Excerpts from an interface dataset:
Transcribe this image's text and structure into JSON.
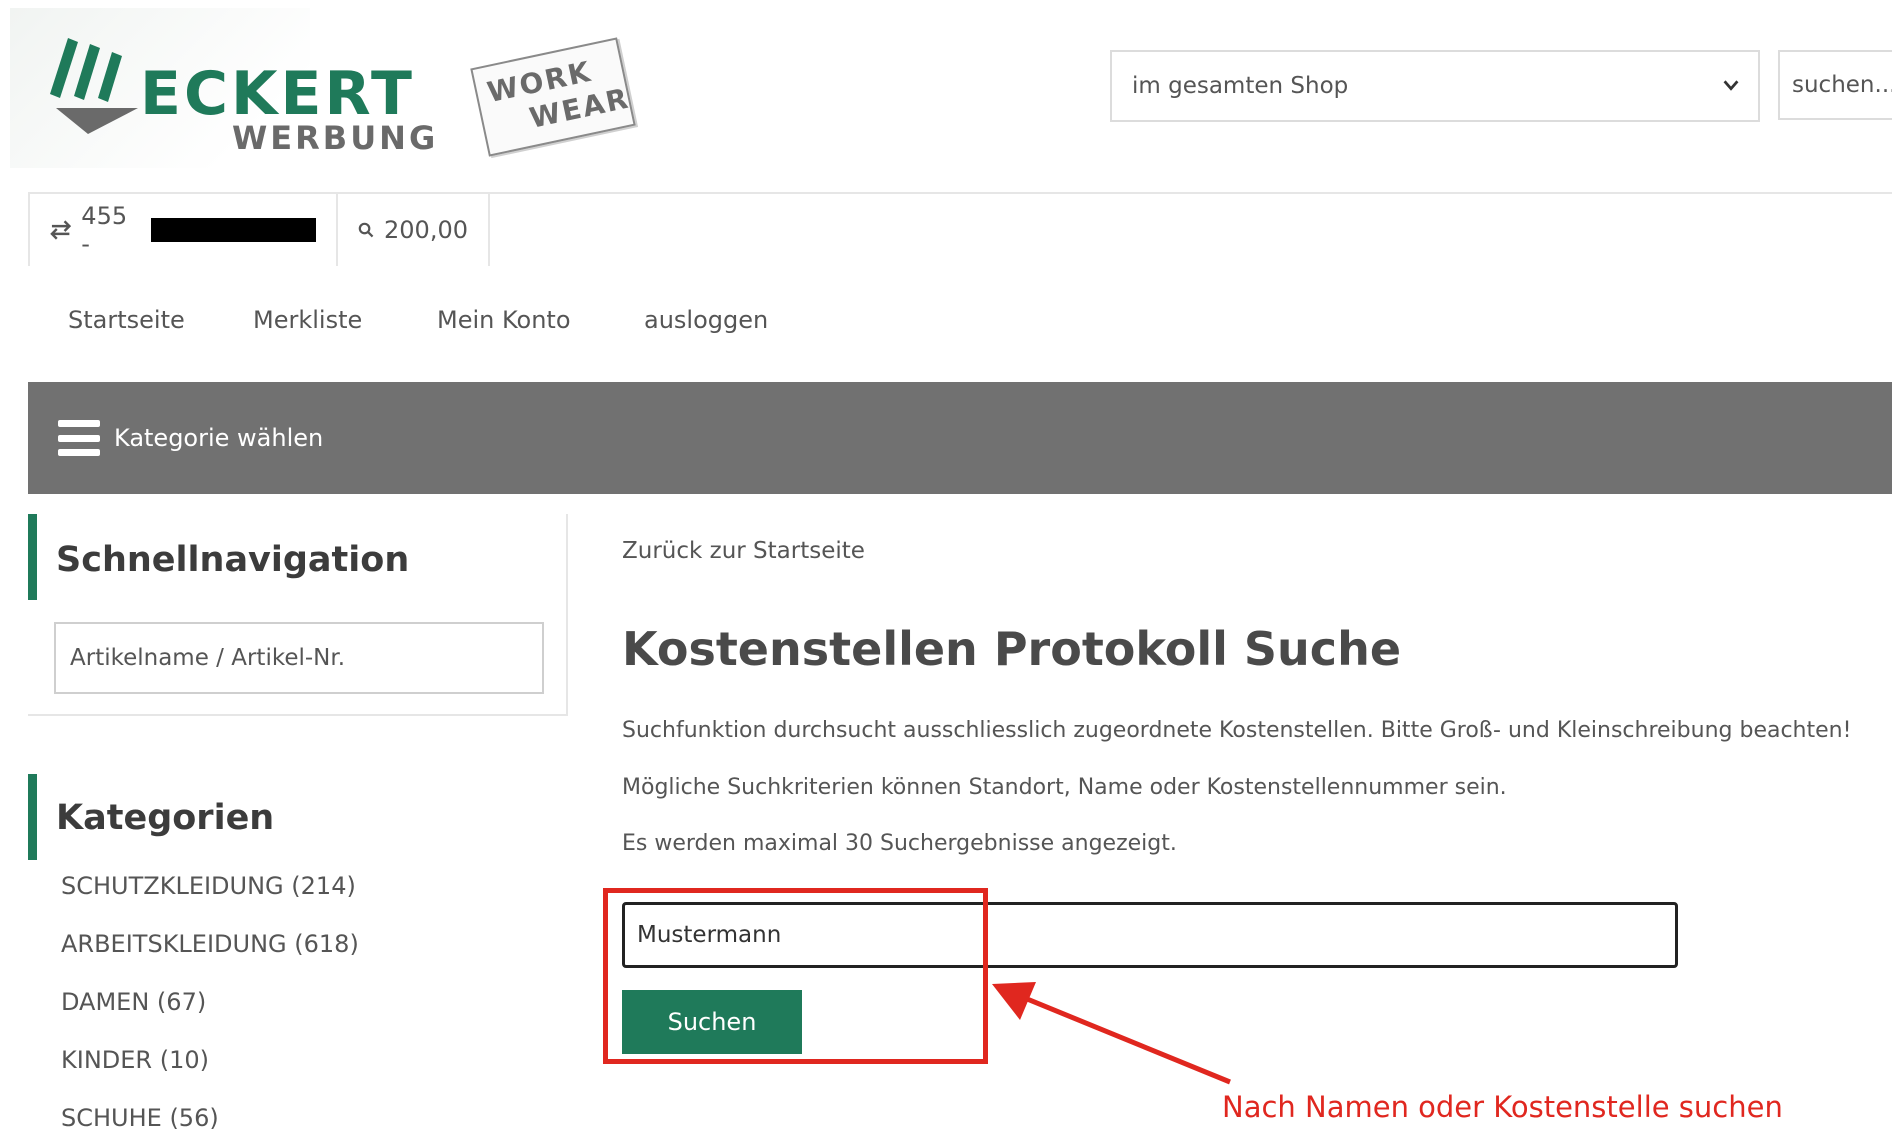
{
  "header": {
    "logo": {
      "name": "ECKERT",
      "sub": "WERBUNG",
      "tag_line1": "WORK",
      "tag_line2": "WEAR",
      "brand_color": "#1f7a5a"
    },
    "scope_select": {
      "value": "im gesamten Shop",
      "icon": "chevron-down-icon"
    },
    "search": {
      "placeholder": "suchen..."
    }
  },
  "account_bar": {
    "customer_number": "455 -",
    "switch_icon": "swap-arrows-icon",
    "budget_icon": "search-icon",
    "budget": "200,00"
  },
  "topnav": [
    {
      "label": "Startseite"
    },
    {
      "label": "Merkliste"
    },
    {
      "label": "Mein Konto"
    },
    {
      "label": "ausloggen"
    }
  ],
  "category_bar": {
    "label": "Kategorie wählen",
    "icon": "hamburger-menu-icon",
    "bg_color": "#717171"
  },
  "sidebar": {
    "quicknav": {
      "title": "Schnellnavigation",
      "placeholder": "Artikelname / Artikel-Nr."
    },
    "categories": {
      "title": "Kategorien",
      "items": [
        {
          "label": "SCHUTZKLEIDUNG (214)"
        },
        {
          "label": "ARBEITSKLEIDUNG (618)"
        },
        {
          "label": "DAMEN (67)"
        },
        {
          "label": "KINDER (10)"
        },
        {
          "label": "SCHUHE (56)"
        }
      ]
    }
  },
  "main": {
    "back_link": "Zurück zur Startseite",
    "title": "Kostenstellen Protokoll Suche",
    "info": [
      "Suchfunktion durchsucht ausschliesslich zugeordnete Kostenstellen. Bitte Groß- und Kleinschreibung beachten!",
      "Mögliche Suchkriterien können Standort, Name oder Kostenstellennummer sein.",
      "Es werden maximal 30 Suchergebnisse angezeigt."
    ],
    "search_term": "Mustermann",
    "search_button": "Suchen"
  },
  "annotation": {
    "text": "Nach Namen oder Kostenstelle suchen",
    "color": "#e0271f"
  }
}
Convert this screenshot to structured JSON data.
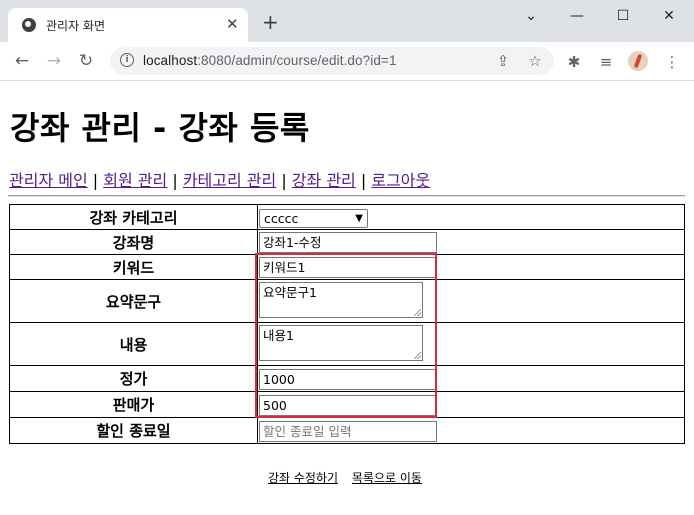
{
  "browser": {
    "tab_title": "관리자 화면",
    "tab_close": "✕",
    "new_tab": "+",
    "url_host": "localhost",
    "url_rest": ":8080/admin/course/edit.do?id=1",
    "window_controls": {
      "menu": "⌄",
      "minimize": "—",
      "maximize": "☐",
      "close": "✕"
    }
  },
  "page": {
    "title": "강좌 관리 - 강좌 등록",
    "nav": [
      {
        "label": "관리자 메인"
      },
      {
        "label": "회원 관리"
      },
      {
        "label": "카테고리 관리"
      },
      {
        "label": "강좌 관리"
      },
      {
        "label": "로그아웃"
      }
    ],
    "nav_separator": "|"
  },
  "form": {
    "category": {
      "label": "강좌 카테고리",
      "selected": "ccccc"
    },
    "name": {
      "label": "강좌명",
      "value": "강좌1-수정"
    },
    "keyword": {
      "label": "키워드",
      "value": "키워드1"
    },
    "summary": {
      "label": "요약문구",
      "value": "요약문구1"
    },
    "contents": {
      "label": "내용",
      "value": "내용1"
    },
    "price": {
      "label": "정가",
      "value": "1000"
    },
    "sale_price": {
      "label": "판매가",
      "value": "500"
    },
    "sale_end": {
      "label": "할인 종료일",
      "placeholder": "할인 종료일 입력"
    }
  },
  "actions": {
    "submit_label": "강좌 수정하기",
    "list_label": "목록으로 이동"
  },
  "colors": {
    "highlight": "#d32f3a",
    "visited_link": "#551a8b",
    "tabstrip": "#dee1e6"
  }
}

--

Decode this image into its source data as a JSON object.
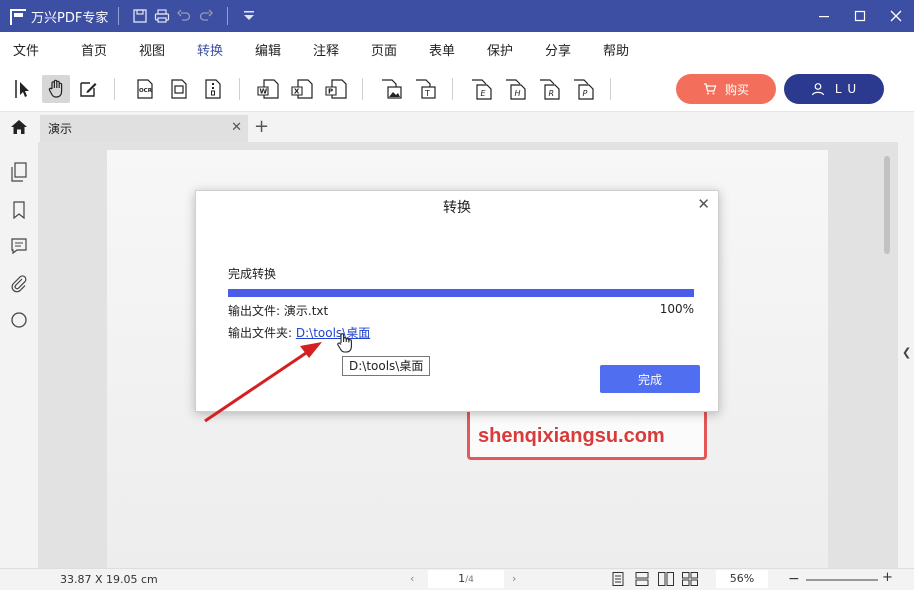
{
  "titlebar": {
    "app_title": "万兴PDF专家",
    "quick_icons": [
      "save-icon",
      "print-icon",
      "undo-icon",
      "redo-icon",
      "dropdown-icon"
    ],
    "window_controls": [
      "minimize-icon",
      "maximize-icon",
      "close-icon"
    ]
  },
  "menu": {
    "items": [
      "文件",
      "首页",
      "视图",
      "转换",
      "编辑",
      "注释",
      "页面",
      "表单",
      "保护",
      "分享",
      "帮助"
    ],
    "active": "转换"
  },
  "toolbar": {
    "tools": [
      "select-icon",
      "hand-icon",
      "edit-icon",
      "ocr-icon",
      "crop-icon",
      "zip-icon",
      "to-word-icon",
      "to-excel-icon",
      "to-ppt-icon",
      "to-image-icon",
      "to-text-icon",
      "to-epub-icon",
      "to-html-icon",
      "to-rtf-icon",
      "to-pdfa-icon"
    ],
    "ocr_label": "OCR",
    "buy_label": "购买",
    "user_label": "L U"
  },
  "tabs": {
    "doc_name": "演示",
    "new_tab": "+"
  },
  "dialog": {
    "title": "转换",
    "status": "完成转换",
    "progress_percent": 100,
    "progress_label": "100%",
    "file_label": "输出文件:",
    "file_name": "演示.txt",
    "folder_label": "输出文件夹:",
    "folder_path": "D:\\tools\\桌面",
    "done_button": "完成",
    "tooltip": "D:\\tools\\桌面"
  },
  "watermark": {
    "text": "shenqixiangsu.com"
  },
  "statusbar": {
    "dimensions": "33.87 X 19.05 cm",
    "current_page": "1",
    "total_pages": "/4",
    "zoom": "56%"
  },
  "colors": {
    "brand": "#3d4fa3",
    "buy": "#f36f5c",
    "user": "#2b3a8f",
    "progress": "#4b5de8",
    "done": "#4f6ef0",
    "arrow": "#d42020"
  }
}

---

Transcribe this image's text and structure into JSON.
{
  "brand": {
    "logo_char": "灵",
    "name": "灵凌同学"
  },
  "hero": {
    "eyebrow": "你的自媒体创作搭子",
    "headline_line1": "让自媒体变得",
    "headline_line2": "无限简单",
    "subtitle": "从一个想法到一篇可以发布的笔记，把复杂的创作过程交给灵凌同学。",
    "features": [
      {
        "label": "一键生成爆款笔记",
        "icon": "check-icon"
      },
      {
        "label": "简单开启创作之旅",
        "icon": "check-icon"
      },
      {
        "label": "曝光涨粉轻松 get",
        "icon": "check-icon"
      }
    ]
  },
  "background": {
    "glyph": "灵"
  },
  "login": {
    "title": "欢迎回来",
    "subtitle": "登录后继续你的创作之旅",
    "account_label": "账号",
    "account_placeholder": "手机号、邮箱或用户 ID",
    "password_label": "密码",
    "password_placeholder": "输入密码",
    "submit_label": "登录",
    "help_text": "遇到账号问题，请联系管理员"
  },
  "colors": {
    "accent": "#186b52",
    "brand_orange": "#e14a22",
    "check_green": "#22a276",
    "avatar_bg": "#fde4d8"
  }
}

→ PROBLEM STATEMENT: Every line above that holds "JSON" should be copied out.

→ SOLUTION FOR THIS TASK:
Transcribe this image's text and structure into JSON.
Convert this screenshot to structured JSON data.
Decode this image into its source data as a JSON object.
Transcribe this image's text and structure into JSON.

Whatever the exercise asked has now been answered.